The E-3 Sentry has long been an critical asset for the US Air Force; each of the 32 active inventory aircraft can provide unparallelled air and surface situational awareness in a 250 nautical mile radius around the aircraft.
Now, manufacturer Boeing plans to test controlling a small UAV from an airborne Sentry in the annual (and presciently named) Empire Challenge exercise at USN’s Air Warfare Center Weapons Division China Lake.

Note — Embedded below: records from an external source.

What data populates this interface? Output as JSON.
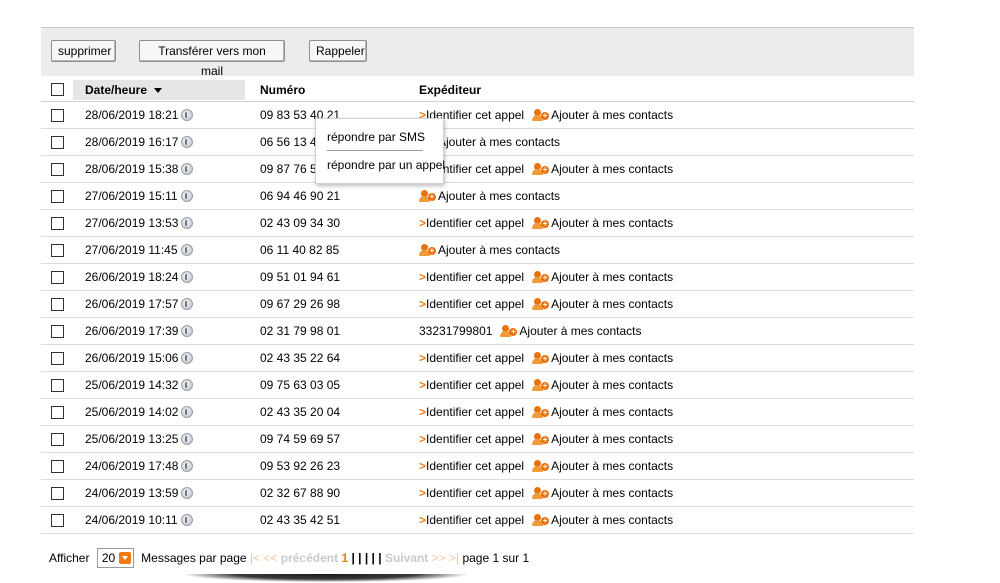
{
  "toolbar": {
    "delete_label": "supprimer",
    "transfer_label": "Transférer vers mon mail",
    "recall_label": "Rappeler"
  },
  "table": {
    "headers": {
      "date": "Date/heure",
      "number": "Numéro",
      "sender": "Expéditeur"
    },
    "identify_label": "Identifier cet appel",
    "add_contact_label": "Ajouter à mes contacts",
    "rows": [
      {
        "date": "28/06/2019 18:21",
        "number": "09 83 53 40 21",
        "sender": "identify"
      },
      {
        "date": "28/06/2019 16:17",
        "number": "06 56 13 40 52",
        "sender": ""
      },
      {
        "date": "28/06/2019 15:38",
        "number": "09 87 76 54 13",
        "sender": "identify"
      },
      {
        "date": "27/06/2019 15:11",
        "number": "06 94 46 90 21",
        "sender": ""
      },
      {
        "date": "27/06/2019 13:53",
        "number": "02 43 09 34 30",
        "sender": "identify"
      },
      {
        "date": "27/06/2019 11:45",
        "number": "06 11 40 82 85",
        "sender": ""
      },
      {
        "date": "26/06/2019 18:24",
        "number": "09 51 01 94 61",
        "sender": "identify"
      },
      {
        "date": "26/06/2019 17:57",
        "number": "09 67 29 26 98",
        "sender": "identify"
      },
      {
        "date": "26/06/2019 17:39",
        "number": "02 31 79 98 01",
        "sender": "33231799801"
      },
      {
        "date": "26/06/2019 15:06",
        "number": "02 43 35 22 64",
        "sender": "identify"
      },
      {
        "date": "25/06/2019 14:32",
        "number": "09 75 63 03 05",
        "sender": "identify"
      },
      {
        "date": "25/06/2019 14:02",
        "number": "02 43 35 20 04",
        "sender": "identify"
      },
      {
        "date": "25/06/2019 13:25",
        "number": "09 74 59 69 57",
        "sender": "identify"
      },
      {
        "date": "24/06/2019 17:48",
        "number": "09 53 92 26 23",
        "sender": "identify"
      },
      {
        "date": "24/06/2019 13:59",
        "number": "02 32 67 88 90",
        "sender": "identify"
      },
      {
        "date": "24/06/2019 10:11",
        "number": "02 43 35 42 51",
        "sender": "identify"
      }
    ]
  },
  "popup": {
    "sms_label": "répondre par SMS",
    "call_label": "répondre par un appel"
  },
  "pager": {
    "show_label": "Afficher",
    "per_page_value": "20",
    "per_page_suffix": "Messages par page",
    "first": "|<",
    "prev_arrows": "<<",
    "prev_label": "précédent",
    "current_page": "1",
    "separators": "| | | | |",
    "next_label": "Suivant",
    "next_arrows": ">>",
    "last": ">|",
    "page_info": "page 1 sur 1"
  },
  "colors": {
    "accent": "#f07b12",
    "toolbar_bg": "#ececec",
    "header_highlight": "#e6e6e6"
  }
}
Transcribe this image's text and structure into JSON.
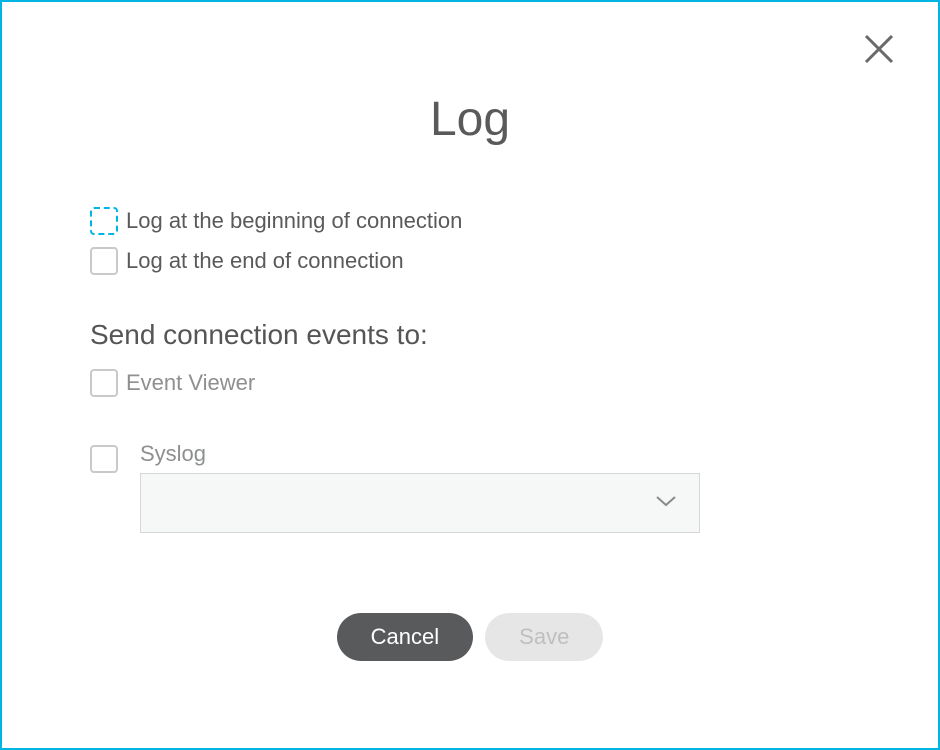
{
  "dialog": {
    "title": "Log",
    "close_icon": "close-icon"
  },
  "options": {
    "log_begin_label": "Log at the beginning of connection",
    "log_end_label": "Log at the end of connection"
  },
  "section": {
    "heading": "Send connection events to:",
    "event_viewer_label": "Event Viewer",
    "syslog_label": "Syslog",
    "syslog_selected": ""
  },
  "buttons": {
    "cancel": "Cancel",
    "save": "Save"
  },
  "colors": {
    "accent": "#00b5e2",
    "text_primary": "#5a5a5a",
    "text_muted": "#8d8f90",
    "btn_dark": "#595a5c",
    "btn_disabled_bg": "#e6e6e6",
    "btn_disabled_fg": "#bfbfbf"
  },
  "state": {
    "log_begin_checked": false,
    "log_begin_focused": true,
    "log_end_checked": false,
    "event_viewer_checked": false,
    "syslog_checked": false,
    "save_enabled": false
  }
}
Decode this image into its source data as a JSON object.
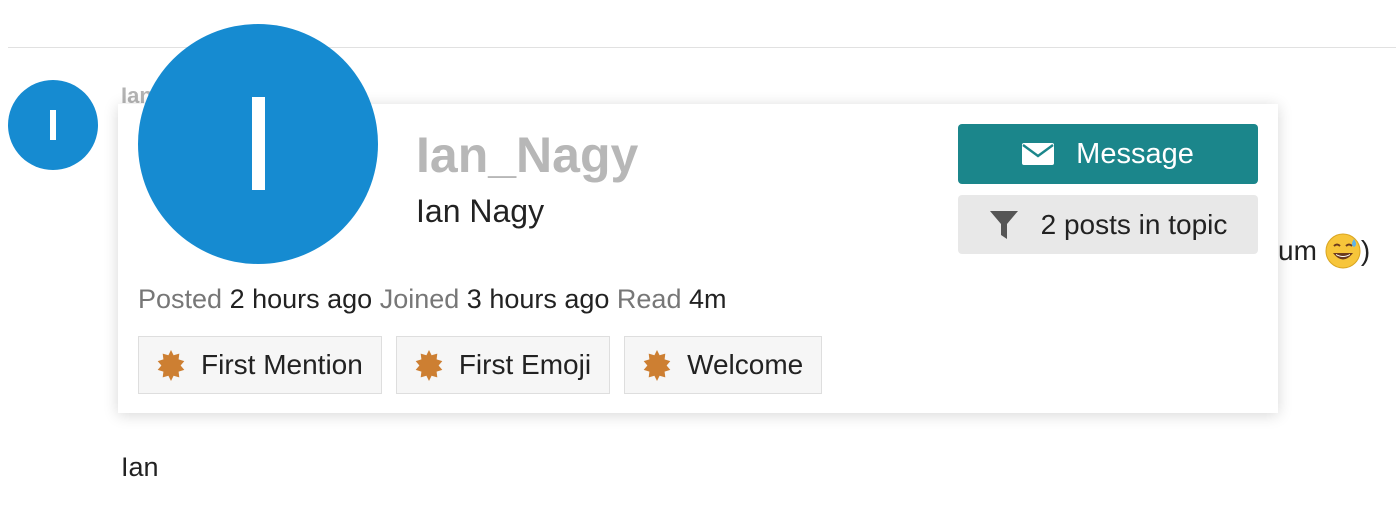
{
  "post": {
    "username_partial": "Ian",
    "avatar_letter": "I",
    "text_fragment": "um",
    "text_tail": ")",
    "signoff": "Ian"
  },
  "user_card": {
    "avatar_letter": "I",
    "username": "Ian_Nagy",
    "full_name": "Ian Nagy",
    "message_button": "Message",
    "filter_button": "2 posts in topic",
    "meta": {
      "posted_label": "Posted",
      "posted_value": "2 hours ago",
      "joined_label": "Joined",
      "joined_value": "3 hours ago",
      "read_label": "Read",
      "read_value": "4m"
    },
    "badges": [
      {
        "label": "First Mention",
        "icon": "badge-burst-icon"
      },
      {
        "label": "First Emoji",
        "icon": "badge-burst-icon"
      },
      {
        "label": "Welcome",
        "icon": "badge-burst-icon"
      }
    ]
  },
  "colors": {
    "avatar_blue": "#168bd1",
    "primary_button": "#1b868b",
    "secondary_button": "#e8e8e8",
    "badge_bronze": "#cd7f32"
  }
}
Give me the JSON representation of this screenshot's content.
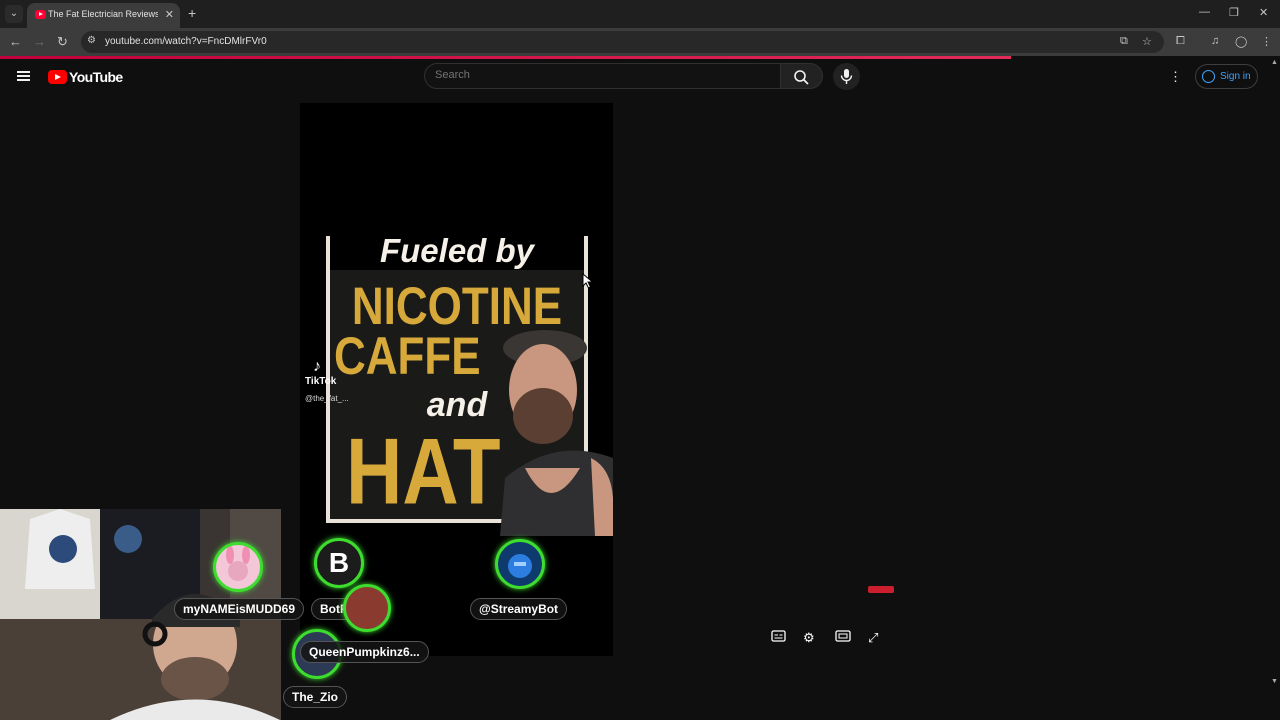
{
  "browser": {
    "tab_title": "The Fat Electrician Reviews: The",
    "url": "youtube.com/watch?v=FncDMlrFVr0",
    "load_progress": 0.79
  },
  "youtube": {
    "logo_text": "YouTube",
    "search": {
      "placeholder": "Search"
    },
    "sign_in_label": "Sign in"
  },
  "video": {
    "poster_lines": [
      "Fueled by",
      "NICOTINE",
      "CAFFE",
      "and",
      "HAT"
    ],
    "tiktok_label": "TikTok",
    "tiktok_handle": "@the_fat_..."
  },
  "player_controls": {
    "icons": [
      "subtitles-icon",
      "settings-icon",
      "theater-mode-icon",
      "fullscreen-icon"
    ]
  },
  "stream_alerts": [
    {
      "name": "myNAMEisMUDD69",
      "avatar": "pink-bunny"
    },
    {
      "name": "BotRix",
      "avatar": "B"
    },
    {
      "name": "@StreamyBot",
      "avatar": "blue-robot"
    },
    {
      "name": "QueenPumpkinz6...",
      "avatar": "dark-figure"
    },
    {
      "name": "The_Zio",
      "avatar": "none"
    }
  ],
  "colors": {
    "accent_red": "#ff0000",
    "signin_blue": "#3ea6ff",
    "alert_green": "#3ddc2f",
    "poster_gold": "#d6a93a"
  }
}
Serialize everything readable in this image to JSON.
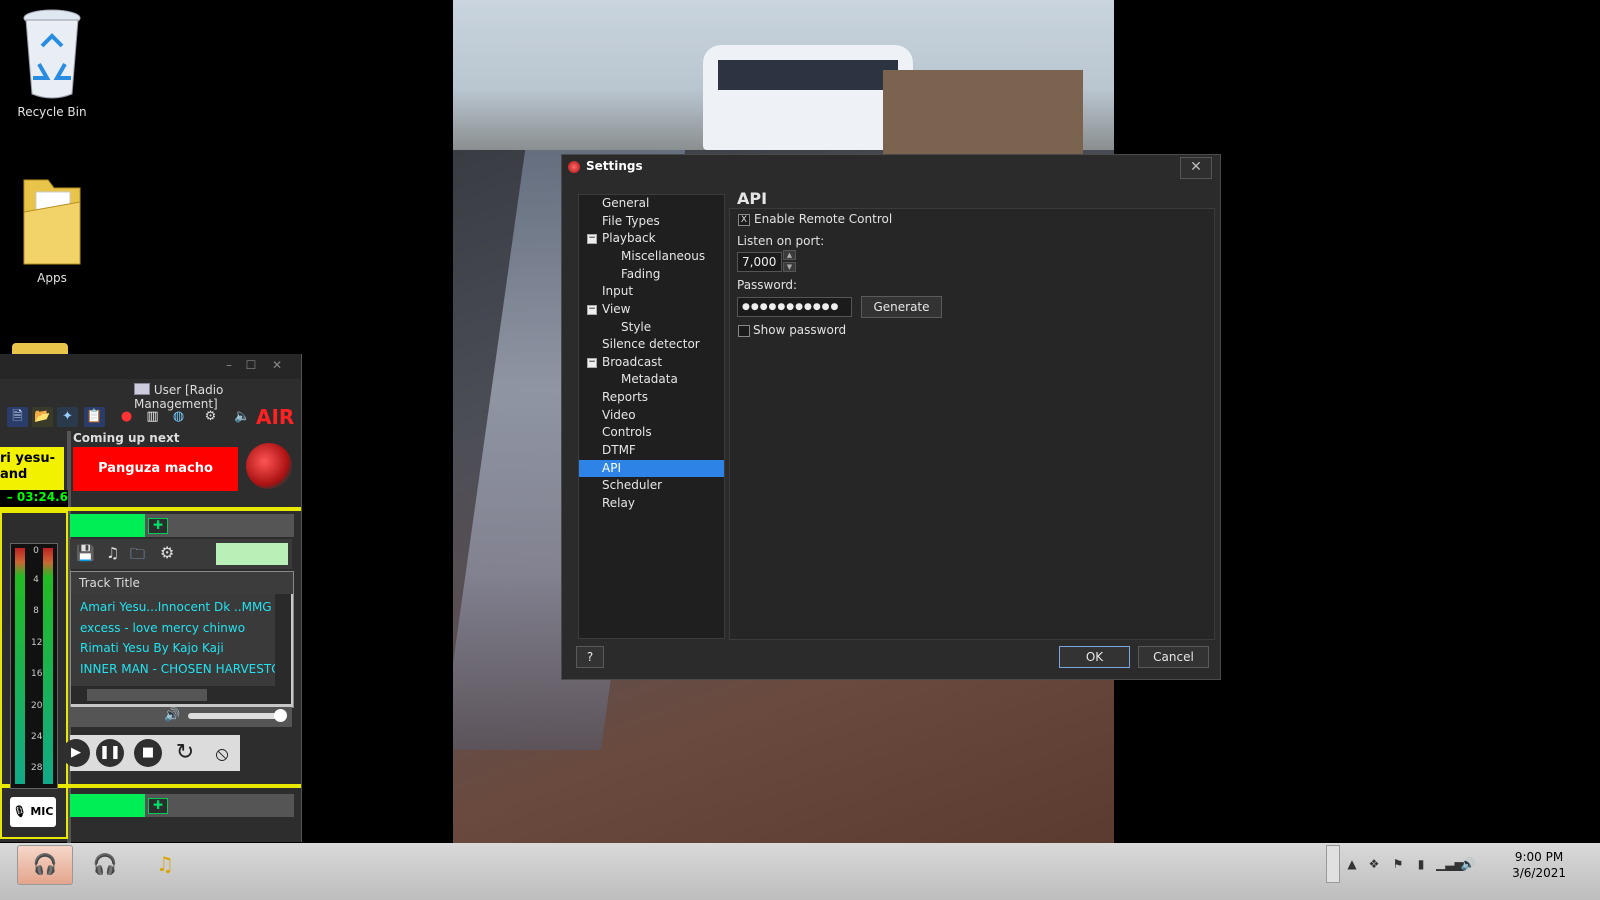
{
  "desktop": {
    "icons": [
      {
        "label": "Recycle Bin"
      },
      {
        "label": "Apps"
      }
    ]
  },
  "settings": {
    "title": "Settings",
    "close_glyph": "✕",
    "tree": [
      {
        "label": "General"
      },
      {
        "label": "File Types"
      },
      {
        "label": "Playback",
        "expander": "−"
      },
      {
        "label": "Miscellaneous"
      },
      {
        "label": "Fading"
      },
      {
        "label": "Input"
      },
      {
        "label": "View",
        "expander": "−"
      },
      {
        "label": "Style"
      },
      {
        "label": "Silence detector"
      },
      {
        "label": "Broadcast",
        "expander": "−"
      },
      {
        "label": "Metadata"
      },
      {
        "label": "Reports"
      },
      {
        "label": "Video"
      },
      {
        "label": "Controls"
      },
      {
        "label": "DTMF"
      },
      {
        "label": "API"
      },
      {
        "label": "Scheduler"
      },
      {
        "label": "Relay"
      }
    ],
    "selected": "API",
    "panel": {
      "title": "API",
      "enable_remote_label": "Enable Remote Control",
      "enable_remote_checked": true,
      "enable_remote_mark": "X",
      "port_label": "Listen on port:",
      "port_value": "7,000",
      "password_label": "Password:",
      "password_value": "●●●●●●●●●●●",
      "generate_label": "Generate",
      "show_password_label": "Show password",
      "show_password_checked": false
    },
    "help_label": "?",
    "ok_label": "OK",
    "cancel_label": "Cancel"
  },
  "radio_app": {
    "user_label": "User [Radio Management]",
    "air_label": "AIR",
    "coming_up_label": "Coming up next",
    "next_track": "Panguza macho",
    "current_track": "ri yesu-\nand",
    "current_time": "– 03:24.6",
    "vu_scale": [
      "0",
      "4",
      "8",
      "12",
      "16",
      "20",
      "24",
      "28"
    ],
    "mic_label": "MIC",
    "playlist_header": "Track Title",
    "tracks": [
      "Amari Yesu...Innocent Dk ..MMG PRO",
      "excess - love mercy chinwo",
      "Rimati Yesu By Kajo Kaji",
      "INNER MAN - CHOSEN HARVESTORS"
    ]
  },
  "taskbar": {
    "time": "9:00 PM",
    "date": "3/6/2021"
  },
  "colors": {
    "selection": "#2d84e6",
    "on_air": "#ff2222",
    "next_box": "#ff0000",
    "current_box": "#f2f200",
    "playlist_text": "#22e3f0",
    "tab_green": "#00ee55"
  }
}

AWACS as Remotely Piloted Aircraft Controller: Boeing plans to demonstrate control of the ScanEagle remotely piloted aircraft from an E-3 AWACS aircraft during the annual Empire Challenge coalition interoperability exercise that started Monday and runs through August 13 at Fort Huachuca, Ariz. “This will be the first time the company demonstrates full control of an unmanned aircraft by an airborne command and control platform during an operational scenario,” Boeing said in its release. A NATO AWACS will be equipped with a tactical common data link to relay commands to ScanEagle from an onboard operator. The scenario involves an antipiracy operation in which the AWACS detects suspicious activity and directs ScanEagle to a certain location to keep track of a suspect vessel—actually a truck acting as a surrogate pirate ship—while sending real-time video back to the AWACS to help determine whether the vessel is a threat.
— Daily Report, Air Force Association, 27 July 2010.
Seems like an interesting concept, although AWACS birds are already extremely high-value targets, being exactly the sort of expensive, low-density/high-demand asset that has to be spread thin in order to cover the C2BM (command and control battle management) requirements of US unified combatant commanders all around the globe.
Putting a bunch of UCAV pilots aboard—especially once UCAVs evolve into ACM-capable fighters in their own right—will make it just that much more important for the OPFOR to destroy these assets as quickly as they can.
IRONY ALERT: From the same AFA Daily Report piece, we learn that the Pentagon is looking to eliminate Joint Forces Command (JFCOM). For those not in the know, JFCOM is the sponsoring agency for the Empire Challenge coalition interoperability exercise.
JFCOM in Crosshairs of Pentagon Advisory Board: The Defense Business Board has identified the elimination of US Joint Forces Command as one way of trimming the Defense Department’s excess overhead. This move is among the initial observations from the senior advisory panel’s look into how the Pentagon could shed more than $100 billion in nonessential overhead between Fiscal 2012-16 to free up funds for modernization and personnel. Defense Secretary Robert Gates asked for the board’s input. According to press reports, board members think Norfolk, Va.-based JFCOM is ripe for the ax since it is bloated with more contractors on its payroll than military and civilian personnel, and some of its organizations apparently have the same mission and even similar names. The panel is scheduled to submit its final recommendations to Gates in October. Already Virginia lawmakers, including Gov. Bob McDonnell (R), are circling the wagons to save the command. (See The Hill report and Virginian-Pilot report.) (McDonnell statement) (Cantor statement) (Scott statement)